B02: Pre and post metamorphosis spinal cord regeneration in frogs
Frogs may regenerate CNS neurons before but not after metamorphosis. While some differences in the biochemical landscape of injured frog tissue before and after metamorphosis have already been identified, they cannot fully explain the tremendous differences in the regenerative capacity of neurons, suggesting that other signals may contribute to regulating wound healing and neuronal regeneration. B02 will study mechanical, cellular and molecular changes of spinal cord tissue in the African clawed frog Xenopus laevis before and after metamorphosis and determine which combination of parameters are responsible for the loss of neuronal regeneration in post-metamorphotic froglets. Tissue mechanics will be assessed by atomic force microscopy and Brillouin microscopy, differences in the genetic and chemical state of cells and the extracellular matrix will be measured using single cell RNAseq, HCR, immunohistochemistry, and proteomics. We will perturb tissue mechanics and gene expression of identified candidate genes in the post metamorphosis spinal cord to ultimately facilitate neuronal regeneration in the adult spinal cord, which would normally fail. Within the timeframe of this 4-years project, we aim to characterise the mechanical landscape of the Xenopus spinal cord before and after injury in regenerative and non-regenerative stages. We will compare the results with published data on non-regenerative mammalian spinal cords and regenerative zebrafish spinal cords and test if manipulating spinal cord mechanics in non-regenerative, postmitotic froglets rescues neuronal regeneration. The findings of this study will generate important data justifying in vivo approaches. Data acquired here will be of great importance to projects B01 and X01, the method applied here will be extensively used in many other B projects. Spinal cord mechanics could, in addition to well-established genetic and chemical signaling, play a major role in regulating regeneration. Identifying cellular and extracellular components critical for tissue stiffness and neuronal regeneration may reveal conserved signaling pathways. If re-establishing regenerative spinal cord mechanics in non-regenerative froglets in vivo facilitates neuronal regeneration, this project may lead to a much better understanding of spinal cord injuries. It is intriguing to speculate if our findings in Xenopus can be translated into human physiology and contribute to novel treatment approaches in clinical practice.

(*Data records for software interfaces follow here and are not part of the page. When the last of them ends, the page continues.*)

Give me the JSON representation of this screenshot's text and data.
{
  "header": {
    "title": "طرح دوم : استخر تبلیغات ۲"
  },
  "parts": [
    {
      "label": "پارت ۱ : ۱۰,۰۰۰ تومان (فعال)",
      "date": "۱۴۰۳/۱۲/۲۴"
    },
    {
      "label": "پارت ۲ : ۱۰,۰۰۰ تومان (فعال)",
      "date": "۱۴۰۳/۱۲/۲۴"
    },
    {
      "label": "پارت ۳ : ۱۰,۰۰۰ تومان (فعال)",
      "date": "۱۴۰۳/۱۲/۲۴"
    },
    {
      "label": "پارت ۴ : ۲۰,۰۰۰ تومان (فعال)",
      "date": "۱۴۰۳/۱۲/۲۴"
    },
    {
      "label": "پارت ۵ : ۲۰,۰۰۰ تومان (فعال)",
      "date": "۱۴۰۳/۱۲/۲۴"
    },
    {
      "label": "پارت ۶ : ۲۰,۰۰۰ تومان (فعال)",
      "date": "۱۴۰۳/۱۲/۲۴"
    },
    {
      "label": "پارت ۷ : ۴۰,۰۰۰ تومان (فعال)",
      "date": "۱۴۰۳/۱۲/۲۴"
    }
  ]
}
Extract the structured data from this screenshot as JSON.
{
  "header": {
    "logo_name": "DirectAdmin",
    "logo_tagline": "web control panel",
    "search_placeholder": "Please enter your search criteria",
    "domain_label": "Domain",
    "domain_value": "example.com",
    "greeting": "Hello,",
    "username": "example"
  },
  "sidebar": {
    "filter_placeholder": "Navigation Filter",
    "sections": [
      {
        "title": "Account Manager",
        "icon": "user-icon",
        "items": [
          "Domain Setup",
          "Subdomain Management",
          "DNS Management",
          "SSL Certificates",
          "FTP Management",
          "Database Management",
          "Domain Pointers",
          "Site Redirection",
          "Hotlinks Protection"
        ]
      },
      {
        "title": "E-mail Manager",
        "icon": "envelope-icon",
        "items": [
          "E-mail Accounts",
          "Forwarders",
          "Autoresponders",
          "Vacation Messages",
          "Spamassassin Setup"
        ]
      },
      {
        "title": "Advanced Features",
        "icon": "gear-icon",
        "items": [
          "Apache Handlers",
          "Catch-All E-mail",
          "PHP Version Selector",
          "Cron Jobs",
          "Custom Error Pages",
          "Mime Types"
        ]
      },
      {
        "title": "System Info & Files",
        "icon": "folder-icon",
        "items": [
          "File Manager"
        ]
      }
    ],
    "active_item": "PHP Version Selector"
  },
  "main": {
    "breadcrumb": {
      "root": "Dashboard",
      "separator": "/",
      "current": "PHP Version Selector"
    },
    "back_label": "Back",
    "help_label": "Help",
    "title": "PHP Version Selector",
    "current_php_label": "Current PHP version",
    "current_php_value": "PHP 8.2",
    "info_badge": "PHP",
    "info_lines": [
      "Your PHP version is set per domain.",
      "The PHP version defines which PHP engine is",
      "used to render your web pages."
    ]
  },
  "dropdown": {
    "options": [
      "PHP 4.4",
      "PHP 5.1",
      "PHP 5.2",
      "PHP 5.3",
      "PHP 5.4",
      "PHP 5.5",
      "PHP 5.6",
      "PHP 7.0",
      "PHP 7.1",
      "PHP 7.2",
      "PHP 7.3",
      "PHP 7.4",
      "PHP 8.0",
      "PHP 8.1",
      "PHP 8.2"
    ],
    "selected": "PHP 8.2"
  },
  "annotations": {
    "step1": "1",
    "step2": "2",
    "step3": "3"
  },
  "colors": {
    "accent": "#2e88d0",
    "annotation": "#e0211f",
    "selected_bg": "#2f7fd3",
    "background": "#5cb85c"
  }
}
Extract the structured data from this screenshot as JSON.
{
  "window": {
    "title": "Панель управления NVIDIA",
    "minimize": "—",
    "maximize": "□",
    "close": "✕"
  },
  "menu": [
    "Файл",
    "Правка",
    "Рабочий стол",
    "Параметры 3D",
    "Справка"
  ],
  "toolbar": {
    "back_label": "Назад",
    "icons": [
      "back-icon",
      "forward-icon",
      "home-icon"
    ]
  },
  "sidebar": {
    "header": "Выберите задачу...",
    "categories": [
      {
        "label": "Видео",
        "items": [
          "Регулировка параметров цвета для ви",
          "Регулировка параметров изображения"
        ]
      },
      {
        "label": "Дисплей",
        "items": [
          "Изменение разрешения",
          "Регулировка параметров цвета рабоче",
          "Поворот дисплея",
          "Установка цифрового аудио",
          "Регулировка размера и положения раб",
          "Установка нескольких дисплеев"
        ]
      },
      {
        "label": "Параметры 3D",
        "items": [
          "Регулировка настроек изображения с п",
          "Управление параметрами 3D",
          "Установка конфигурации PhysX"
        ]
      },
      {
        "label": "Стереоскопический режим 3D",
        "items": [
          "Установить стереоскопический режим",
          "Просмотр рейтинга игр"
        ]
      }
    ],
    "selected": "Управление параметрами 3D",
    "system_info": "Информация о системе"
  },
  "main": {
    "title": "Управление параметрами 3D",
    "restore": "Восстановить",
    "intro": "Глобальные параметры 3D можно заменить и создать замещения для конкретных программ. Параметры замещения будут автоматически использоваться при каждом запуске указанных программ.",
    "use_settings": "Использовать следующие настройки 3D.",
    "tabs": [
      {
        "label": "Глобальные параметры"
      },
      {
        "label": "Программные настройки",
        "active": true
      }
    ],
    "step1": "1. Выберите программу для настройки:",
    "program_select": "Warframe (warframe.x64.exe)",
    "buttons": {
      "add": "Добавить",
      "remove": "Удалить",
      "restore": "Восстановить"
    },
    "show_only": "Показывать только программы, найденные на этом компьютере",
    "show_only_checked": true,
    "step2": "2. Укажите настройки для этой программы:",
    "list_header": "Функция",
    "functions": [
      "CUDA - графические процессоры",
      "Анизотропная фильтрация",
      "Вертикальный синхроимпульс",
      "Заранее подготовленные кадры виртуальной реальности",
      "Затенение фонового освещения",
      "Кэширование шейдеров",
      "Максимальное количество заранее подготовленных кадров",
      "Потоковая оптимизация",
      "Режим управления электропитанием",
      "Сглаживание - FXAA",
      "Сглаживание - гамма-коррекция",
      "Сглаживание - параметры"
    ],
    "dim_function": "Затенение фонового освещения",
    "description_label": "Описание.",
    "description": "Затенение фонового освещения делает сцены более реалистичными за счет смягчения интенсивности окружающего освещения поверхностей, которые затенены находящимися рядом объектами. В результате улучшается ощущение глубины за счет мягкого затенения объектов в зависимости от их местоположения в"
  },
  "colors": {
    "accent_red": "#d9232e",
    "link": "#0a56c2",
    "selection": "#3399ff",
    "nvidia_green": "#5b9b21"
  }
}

Project leader: Prof. Dr. Kristian Franze
Positions: 1 doctoral researcher